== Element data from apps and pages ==
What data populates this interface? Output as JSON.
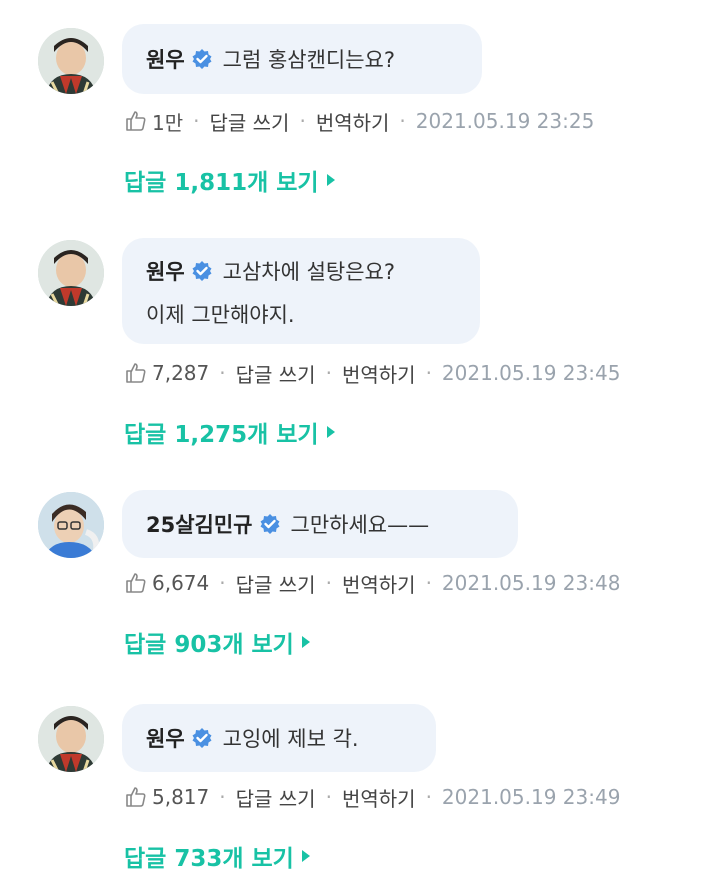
{
  "comments": [
    {
      "author": "원우",
      "text_lines": [
        "그럼 홍삼캔디는요?"
      ],
      "likes": "1만",
      "reply_action": "답글 쓰기",
      "translate_action": "번역하기",
      "date": "2021.05.19 23:25",
      "replies_link": "답글 1,811개 보기",
      "verified_icon": "verified-badge-icon",
      "like_icon": "thumbs-up-icon"
    },
    {
      "author": "원우",
      "text_lines": [
        "고삼차에 설탕은요?",
        "이제 그만해야지."
      ],
      "likes": "7,287",
      "reply_action": "답글 쓰기",
      "translate_action": "번역하기",
      "date": "2021.05.19 23:45",
      "replies_link": "답글 1,275개 보기",
      "verified_icon": "verified-badge-icon",
      "like_icon": "thumbs-up-icon"
    },
    {
      "author": "25살김민규",
      "text_lines": [
        "그만하세요——"
      ],
      "likes": "6,674",
      "reply_action": "답글 쓰기",
      "translate_action": "번역하기",
      "date": "2021.05.19 23:48",
      "replies_link": "답글 903개 보기",
      "verified_icon": "verified-badge-icon",
      "like_icon": "thumbs-up-icon"
    },
    {
      "author": "원우",
      "text_lines": [
        "고잉에 제보 각."
      ],
      "likes": "5,817",
      "reply_action": "답글 쓰기",
      "translate_action": "번역하기",
      "date": "2021.05.19 23:49",
      "replies_link": "답글 733개 보기",
      "verified_icon": "verified-badge-icon",
      "like_icon": "thumbs-up-icon"
    }
  ],
  "colors": {
    "bubble_bg": "#eef3fa",
    "reply_link": "#18c2a5",
    "verified": "#4a90e2",
    "meta_text": "#555555",
    "date_text": "#9aa3ad"
  }
}
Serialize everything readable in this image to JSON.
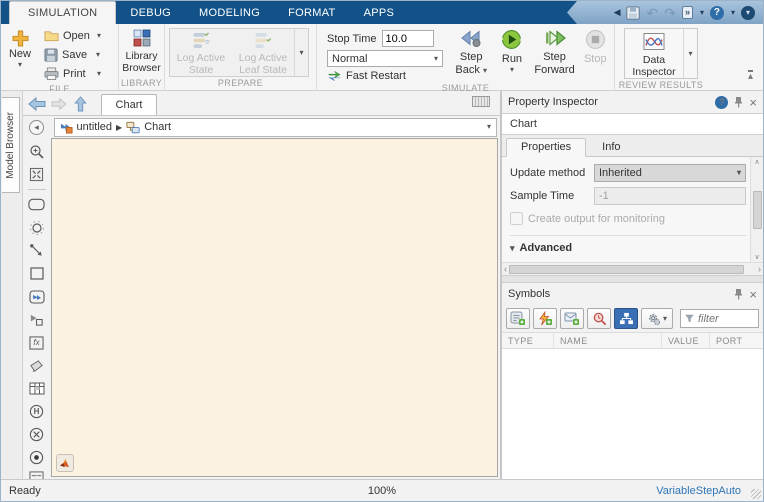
{
  "icons": {
    "caret_down": "▾",
    "caret_up": "▴",
    "chevron_left": "◀",
    "undo": "↶",
    "redo": "↷",
    "more": "»",
    "help": "?",
    "close": "×",
    "scroll_up": "∧",
    "scroll_down": "∨",
    "scroll_left": "‹",
    "scroll_right": "›",
    "breadcrumb_sep": "▶",
    "palette_collapse": "◂",
    "history_h": "H",
    "cross": "✕",
    "fx": "fx",
    "advanced_caret": "▼",
    "minimize_ribbon": "▾"
  },
  "colors": {
    "tabbar_blue": "#135288",
    "run_green": "#76BC43",
    "canvas_cream": "#FBF2E1",
    "solver_link_blue": "#2E75B6"
  },
  "tabbar": {
    "tabs": [
      {
        "label": "SIMULATION",
        "active": true
      },
      {
        "label": "DEBUG",
        "active": false
      },
      {
        "label": "MODELING",
        "active": false
      },
      {
        "label": "FORMAT",
        "active": false
      },
      {
        "label": "APPS",
        "active": false
      }
    ]
  },
  "ribbon": {
    "file": {
      "new": "New",
      "open": "Open",
      "save": "Save",
      "print": "Print",
      "section": "FILE"
    },
    "library": {
      "browser": "Library Browser",
      "section": "LIBRARY"
    },
    "prepare": {
      "log_active_state": "Log Active State",
      "log_active_leaf_state": "Log Active Leaf State",
      "section": "PREPARE"
    },
    "simulate": {
      "stop_time_label": "Stop Time",
      "stop_time_value": "10.0",
      "mode": "Normal",
      "fast_restart": "Fast Restart",
      "step_back": "Step Back",
      "run": "Run",
      "step_forward": "Step Forward",
      "stop": "Stop",
      "section": "SIMULATE"
    },
    "review": {
      "data_inspector": "Data Inspector",
      "section": "REVIEW RESULTS"
    }
  },
  "editor": {
    "model_browser": "Model Browser",
    "doc_tab": "Chart",
    "breadcrumb_model": "untitled",
    "breadcrumb_chart": "Chart"
  },
  "property_inspector": {
    "title": "Property Inspector",
    "object": "Chart",
    "tab_properties": "Properties",
    "tab_info": "Info",
    "update_method_label": "Update method",
    "update_method_value": "Inherited",
    "sample_time_label": "Sample Time",
    "sample_time_value": "-1",
    "monitor_checkbox": "Create output for monitoring",
    "advanced": "Advanced"
  },
  "symbols": {
    "title": "Symbols",
    "filter_placeholder": "filter",
    "columns": [
      "TYPE",
      "NAME",
      "VALUE",
      "PORT"
    ]
  },
  "statusbar": {
    "ready": "Ready",
    "zoom": "100%",
    "solver": "VariableStepAuto"
  }
}
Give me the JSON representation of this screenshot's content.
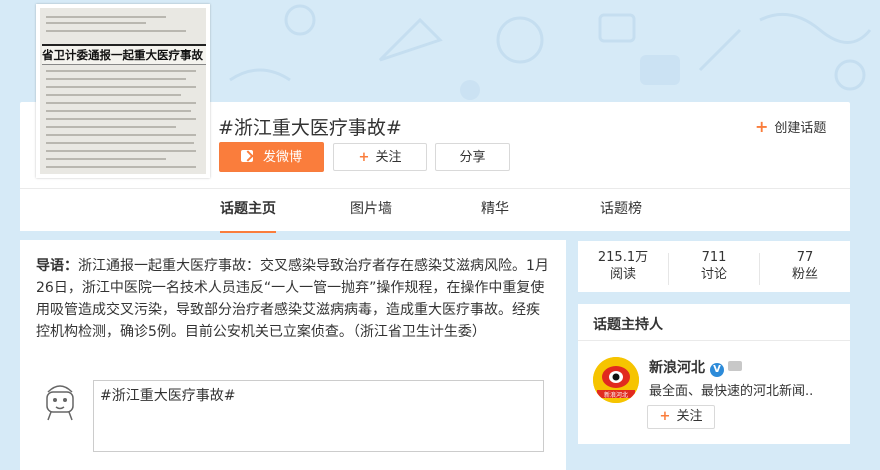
{
  "topic": {
    "title": "#浙江重大医疗事故#",
    "cover_headline": "省卫计委通报一起重大医疗事故"
  },
  "header": {
    "create_topic_label": "创建话题",
    "post_button_label": "发微博",
    "follow_button_label": "关注",
    "share_button_label": "分享"
  },
  "tabs": [
    {
      "label": "话题主页",
      "active": true
    },
    {
      "label": "图片墙",
      "active": false
    },
    {
      "label": "精华",
      "active": false
    },
    {
      "label": "话题榜",
      "active": false
    }
  ],
  "intro": {
    "prefix": "导语：",
    "text": "浙江通报一起重大医疗事故：交叉感染导致治疗者存在感染艾滋病风险。1月26日，浙江中医院一名技术人员违反“一人一管一抛弃”操作规程，在操作中重复使用吸管造成交叉污染，导致部分治疗者感染艾滋病病毒，造成重大医疗事故。经疾控机构检测，确诊5例。目前公安机关已立案侦查。（浙江省卫生计生委）"
  },
  "composer": {
    "value": "#浙江重大医疗事故#"
  },
  "stats": [
    {
      "value": "215.1万",
      "label": "阅读"
    },
    {
      "value": "711",
      "label": "讨论"
    },
    {
      "value": "77",
      "label": "粉丝"
    }
  ],
  "host": {
    "section_title": "话题主持人",
    "name": "新浪河北",
    "description": "最全面、最快速的河北新闻..",
    "follow_label": "关注",
    "avatar_text": "新浪河北"
  },
  "colors": {
    "accent": "#fa7d3c",
    "page_bg": "#d6eaf7",
    "verified_blue": "#2d8bd9"
  }
}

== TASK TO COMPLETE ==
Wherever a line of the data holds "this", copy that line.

== RESULT BELOW ==
What data populates this interface? Output as JSON.
Serialize everything readable in this image to JSON.
Give me the JSON representation of this screenshot's content.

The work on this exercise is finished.